Rick Scott denounces bonuses for Florida's jobs, tourism agencies

Although Scott’s letter did not make explicit reference to it, his message comes a week after it was reported Visit Florida had dolled out nearly $441,000 in employee bonuses over the summer.
Florida Gov. Rick Scott [SCOTT KEELER  | Times]
Florida Gov. Rick Scott [SCOTT KEELER | Times]
Published Sept. 1, 2017

Republican Gov. Rick Scott on Thursday told board members of his two prized agencies, Enterprise Florida and Visit Florida, that he does not support them awarding bonuses to their employees when both agencies’ spending recently fell under intense scrutiny by the Legislature.

Although the letter by Scott did not make explicit reference to it, his message comes a week after The Associated Press reported Visit Florida — the state’s tourism marketing arm— had dolled out nearly $441,000 in staff bonuses over the summer. The agency defended the bonuses by telling the AP they were approved back in May 2016.

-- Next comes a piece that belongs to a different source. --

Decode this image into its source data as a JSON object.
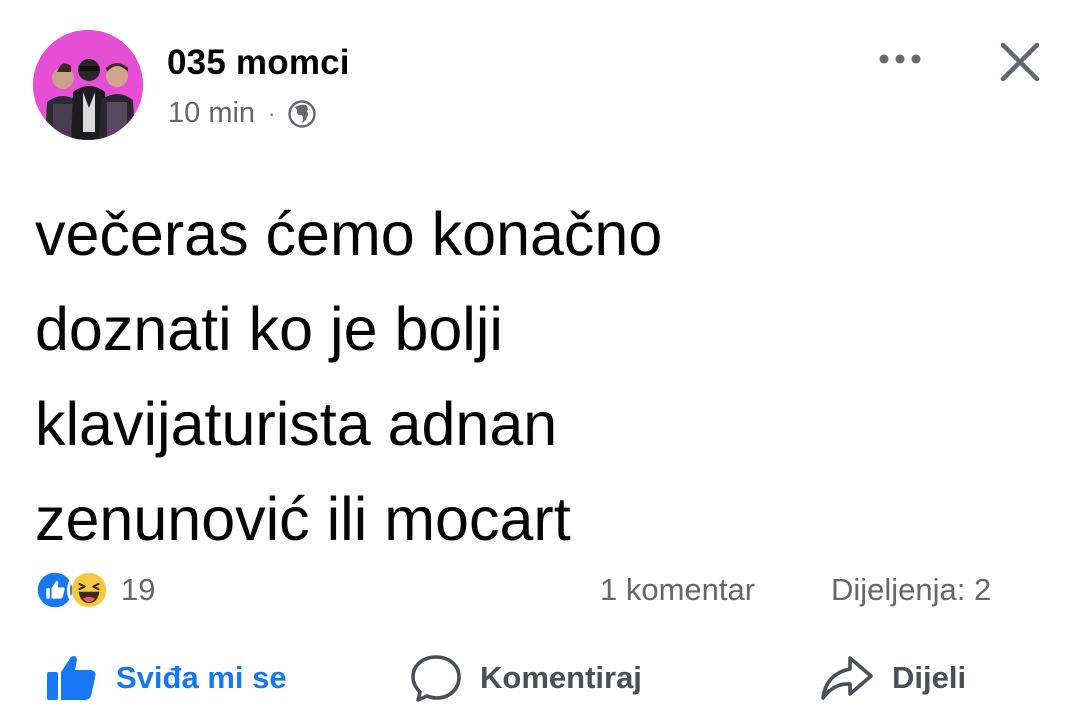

Related: RELATED: “Despite scrutiny, Florida's tourism agency paid out bonuses”

However, the payout comes just weeks after lawmakers resolved a bitter special session, during which funding for tourism and job incentives was ultimately salvaged as part of a budget deal intended to secure wins for both Scott and legislative leaders on their diverging priorities.

In his letter Thursday, Scott called it a “tremendous year for tourism and jobs” and said he was “proud that [Enterprise Florida] and Visit Florida have recently undertaken significant reforms in transparency and accountability measures” — some of which were mandated under new state law passed early this summer.

Scott also complimented the employees of both agencies, saying they “are a large part of Florida’s economic success.”

But following the the lengthy praise, he went on to say: “After a long legislative session where the spending at these organizations was greatly debated, I do not believe that employee compensation should include bonuses at this time.”

“I would ask you to review the compensation of all employees to ensure that everyone is being compensated fairly relying on salaries rather than bonuses,” he added.

Related: MORE: Read Scott’s full letter here.

Lawmakers in February initially sought to abolish both Visit Florida and Enterprise Florida — the state’s economic development agency — in a mission to quash economic incentives and ensure better accountability for taxpayers’ money. Visit Florida, in particular, fell under heavy criticism last year after news media, including the Herald/Times, had reported the agency spent $1 million on a contract with Miami rapper Pitbull so he could promote the state through a“Sexy Beaches” music video.

After weeks of quarreling between Scott and Republican lawmakers last spring, Visit Florida averted a steep budget cut and got $76 million in the 2017-18 budget. Enterprise Florida was stripped of most of its job incentive money, but Scott instead now controls a new $85 million roads and infrastructure fund to attract jobs.